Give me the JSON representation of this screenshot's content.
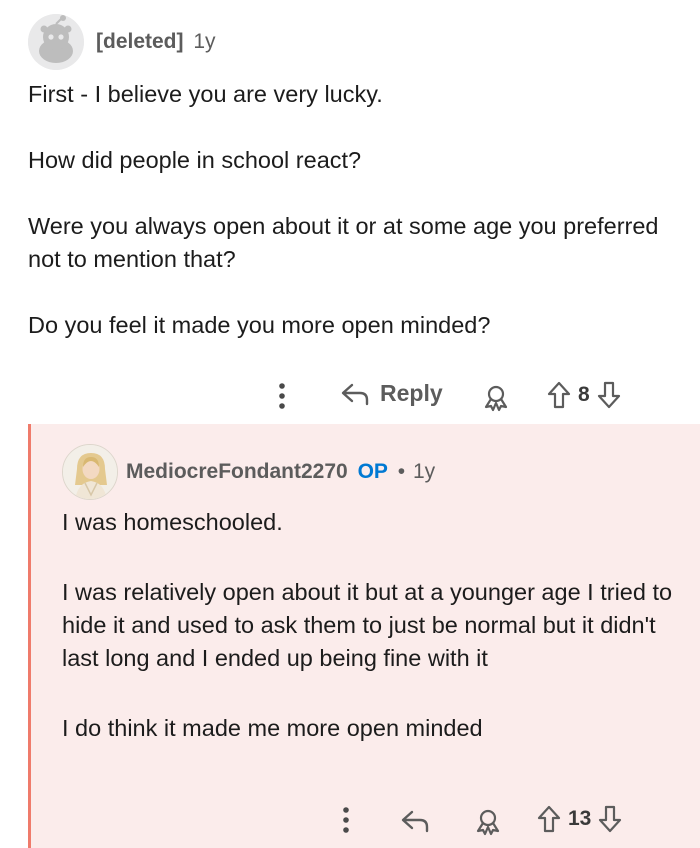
{
  "comment": {
    "author": "[deleted]",
    "age": "1y",
    "paragraphs": [
      "First - I believe you are very lucky.",
      "How did people in school react?",
      "Were you always open about it or at some age you preferred not to mention that?",
      "Do you feel it made you more open minded?"
    ],
    "actions": {
      "more_icon": "more-vertical-icon",
      "reply_label": "Reply",
      "vote_count": "8"
    }
  },
  "reply": {
    "author": "MediocreFondant2270",
    "op_badge": "OP",
    "separator": "•",
    "age": "1y",
    "paragraphs": [
      "I was homeschooled.",
      "I was relatively open about it but at a younger age I tried to hide it and used to ask them to just be normal but it didn't last long and I ended up being fine with it",
      "I do think it made me more open minded"
    ],
    "actions": {
      "vote_count": "13"
    }
  },
  "colors": {
    "reply_background": "#fbeceb",
    "thread_line": "#ef7b6b",
    "op_blue": "#0079d3",
    "meta_gray": "#5c5c5c"
  }
}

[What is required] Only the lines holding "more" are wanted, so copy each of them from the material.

[Response area]
      "Do you feel it made you more open minded?"
      "more_icon": "more-vertical-icon",
      "I do think it made me more open minded"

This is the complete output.